The machine learning algorithm also analysed each work and all of their different identifying features, ranking them out of 10,000. From the amount of drips and splashes to the texture of the paint, each artwork has a unique combination of ranked features. These spotted pieces are currently in a secured vault in the UK, according to a press release.
After successfully purchasing 'The Currency', buyers will have one year (until July 27, 2022) to decide whether they want to keep the NFT or exchange it for the physical equivalent. Depending on their decision, only one medium will survive.
In addition, the artwork will be individually numbered, signed, and stamped by the artist with a microdot and a hologram featuring a portrait of Hirst.
What is Palm?
Sold exclusively through HENI and Palm, a new token-powered ecosystem for NFTs, each artwork costs USD2,000. Besides Ethereum (ETH), Bitcoin (BTC), USD Coin (USDC), and Dai (DAI), they accept 'traditional payment' like credit and debit cards.
Now here's a little background on Palm. Palm NFT Studio is a joint venture brought together by ConsenSys founder and Ethereum co-founder Joseph Lubin; film producer and owner of Heyday Films, David Heyman; and founder of world-class art house HENI Group, Joe Hage. It will be led by co-founder and CEO Dan Heyman, currently General Manager of protocols at ConsenSys. This innovation lab will see collaborations with artists, marketplaces, and rights holders to bring projects and platforms into the Palm ecosystem. Benefits include low gas costs, fast transaction finality, and 99% more energy efficiency than proof of work systems.

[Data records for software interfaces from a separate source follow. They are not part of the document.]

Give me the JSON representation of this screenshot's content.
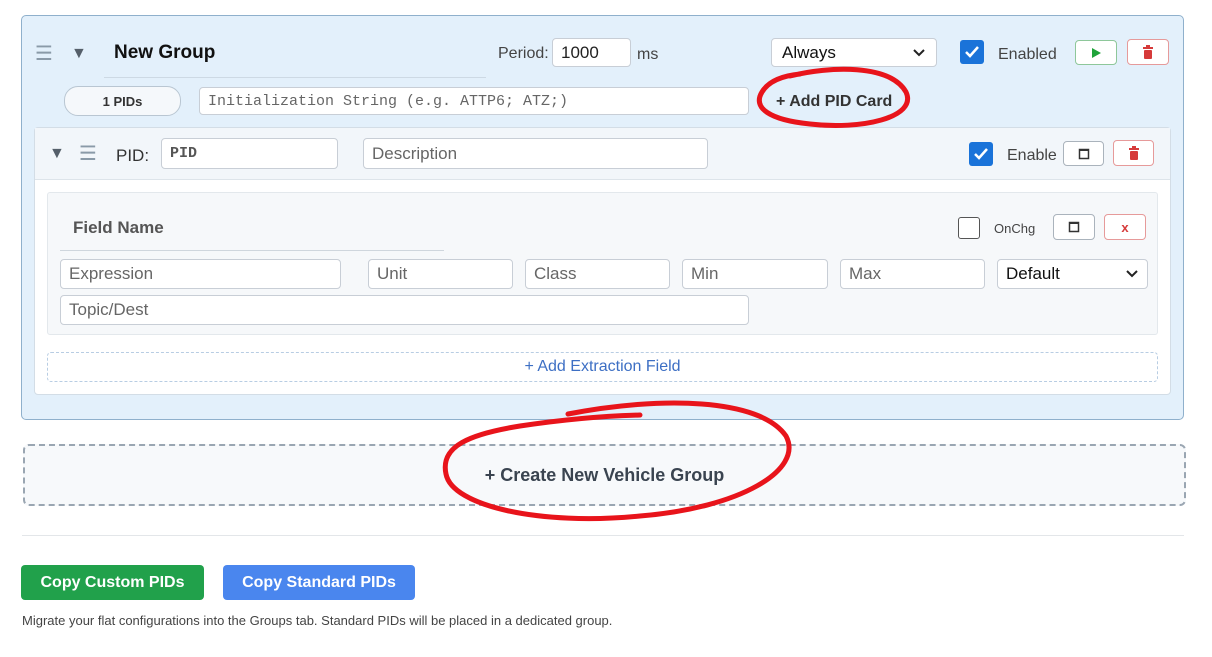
{
  "group": {
    "title": "New Group",
    "period_label": "Period:",
    "period_value": "1000",
    "period_unit": "ms",
    "trigger_selected": "Always",
    "enabled_label": "Enabled",
    "enabled_checked": true,
    "pid_count": "1 PIDs",
    "init_placeholder": "Initialization String (e.g. ATTP6; ATZ;)",
    "add_pid_label": "+ Add PID Card"
  },
  "pid_card": {
    "pid_label": "PID:",
    "pid_placeholder": "PID",
    "description_placeholder": "Description",
    "enable_label": "Enable",
    "enable_checked": true,
    "field": {
      "name_placeholder": "Field Name",
      "onchange_label": "OnChg",
      "onchange_checked": false,
      "remove_label": "x",
      "expression_placeholder": "Expression",
      "unit_placeholder": "Unit",
      "class_placeholder": "Class",
      "min_placeholder": "Min",
      "max_placeholder": "Max",
      "format_selected": "Default",
      "topic_placeholder": "Topic/Dest"
    },
    "add_field_label": "+ Add Extraction Field"
  },
  "create_group_label": "+ Create New Vehicle Group",
  "actions": {
    "copy_custom_label": "Copy Custom PIDs",
    "copy_standard_label": "Copy Standard PIDs",
    "help_text": "Migrate your flat configurations into the Groups tab. Standard PIDs will be placed in a dedicated group."
  },
  "colors": {
    "accent": "#1a73d9",
    "copy_custom_bg": "#21a14b",
    "copy_standard_bg": "#4a86ee",
    "annotation_red": "#e8141b",
    "run_green": "#1fa33a",
    "delete_red": "#d63a3a"
  },
  "icons": [
    "drag-handle-icon",
    "collapse-triangle-icon",
    "play-icon",
    "trash-icon",
    "check-icon",
    "copy-icon",
    "chevron-down-icon"
  ]
}
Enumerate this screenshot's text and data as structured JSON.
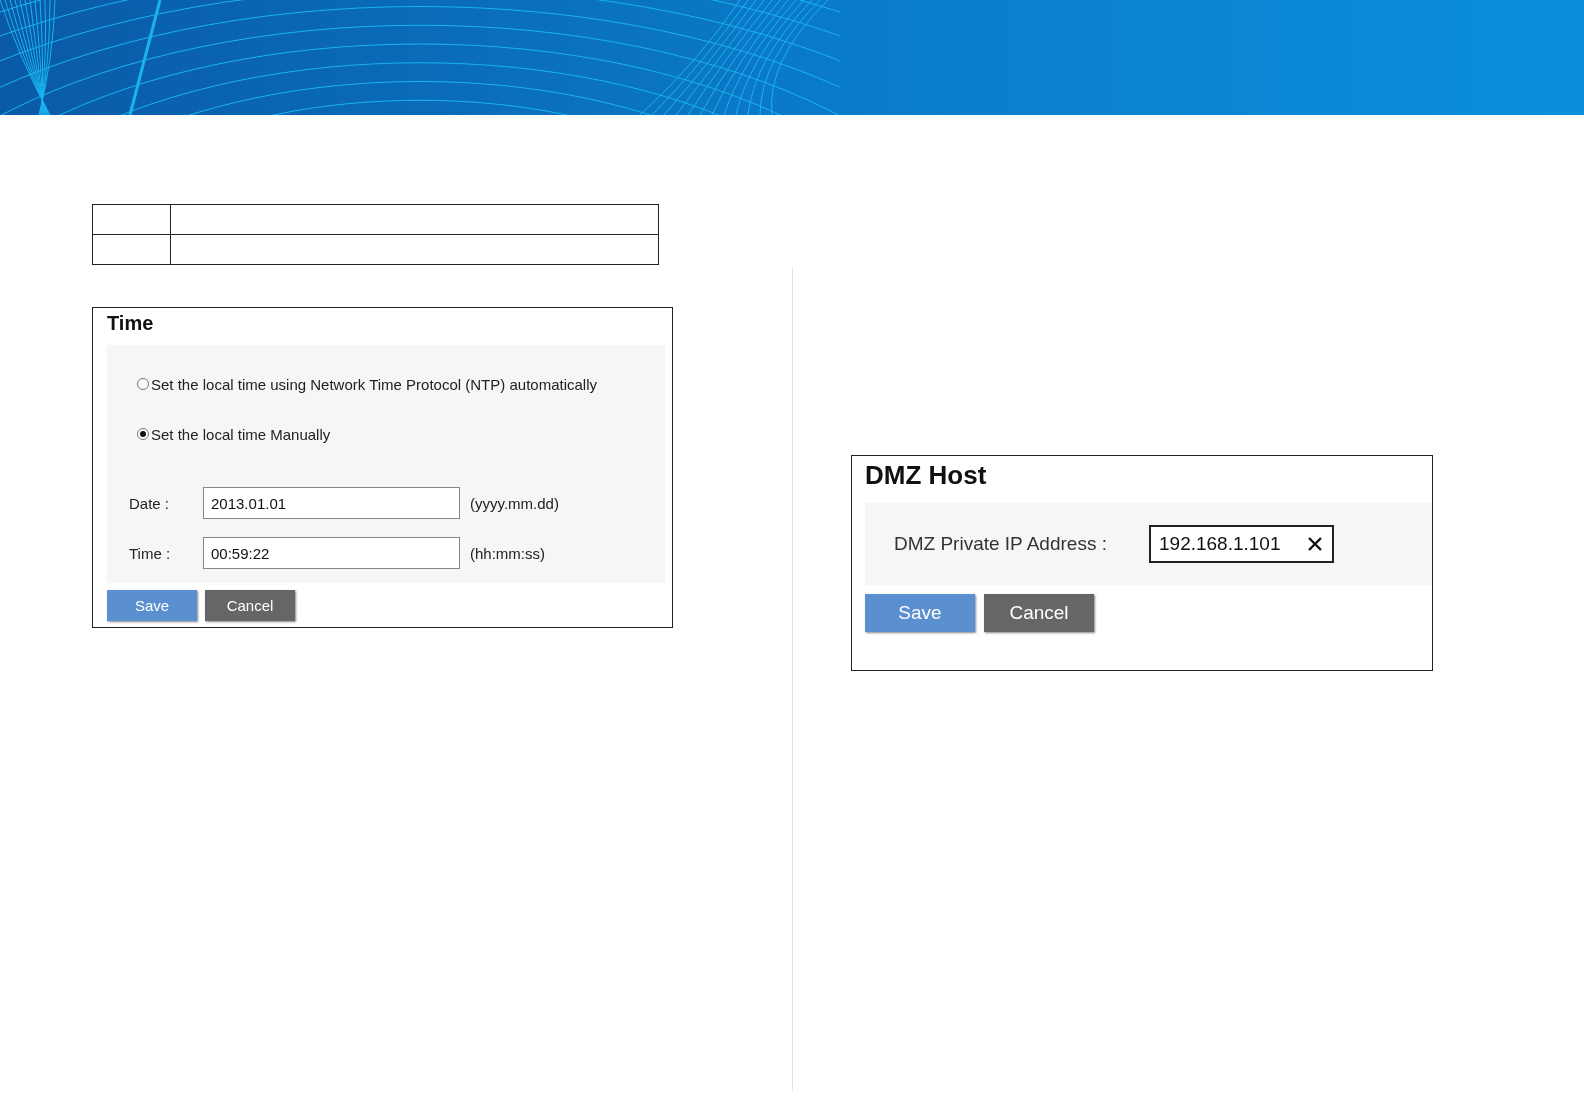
{
  "time_panel": {
    "title": "Time",
    "options": [
      {
        "label": "Set the local time using Network Time Protocol (NTP) automatically",
        "selected": false
      },
      {
        "label": "Set the local time Manually",
        "selected": true
      }
    ],
    "fields": [
      {
        "label": "Date :",
        "value": "2013.01.01",
        "hint": "(yyyy.mm.dd)"
      },
      {
        "label": "Time :",
        "value": "00:59:22",
        "hint": "(hh:mm:ss)"
      }
    ],
    "buttons": [
      {
        "label": "Save",
        "kind": "primary"
      },
      {
        "label": "Cancel",
        "kind": "secondary"
      }
    ]
  },
  "dmz_panel": {
    "title": "DMZ Host",
    "field": {
      "label": "DMZ Private IP Address :",
      "value": "192.168.1.101"
    },
    "buttons": [
      {
        "label": "Save",
        "kind": "primary"
      },
      {
        "label": "Cancel",
        "kind": "secondary"
      }
    ]
  }
}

“Palm is by far the best platform for me. It’s new and art-focused, it’s the most environmentally friendly, and it is quicker and cheaper to use. With Palm, artists can invent the future,” says Hirst.
At launch, Palm will exist as an Ethereum sidechain that is fully interoperable with the main Ethereum network.
Physical object vs non-fungible token
According to Hirst, 'The Currency' is more than just buying an artwork. It is a project that “challenges the concept of value through money and art” by inviting people to participate in the process of buying, holding, and selling artworks, and forcing them to confront “their perception of value, and how it influences their decision.”
While it may be more appealing to obtain the physical artwork and frame up the prized piece, its NFT counterpart does have positive qualities. Being Hirst's debut NFT collection, its value will be not be underestimated. Think of it as possessing a piece of history.
Similar physical dotted artworks by Hirst also do exist in the market currently that might not be readily authenticated. However, the digital NFT confirms its legitimacy through minting on the Palm blockchain which tracks the authenticity and movements of each NFT.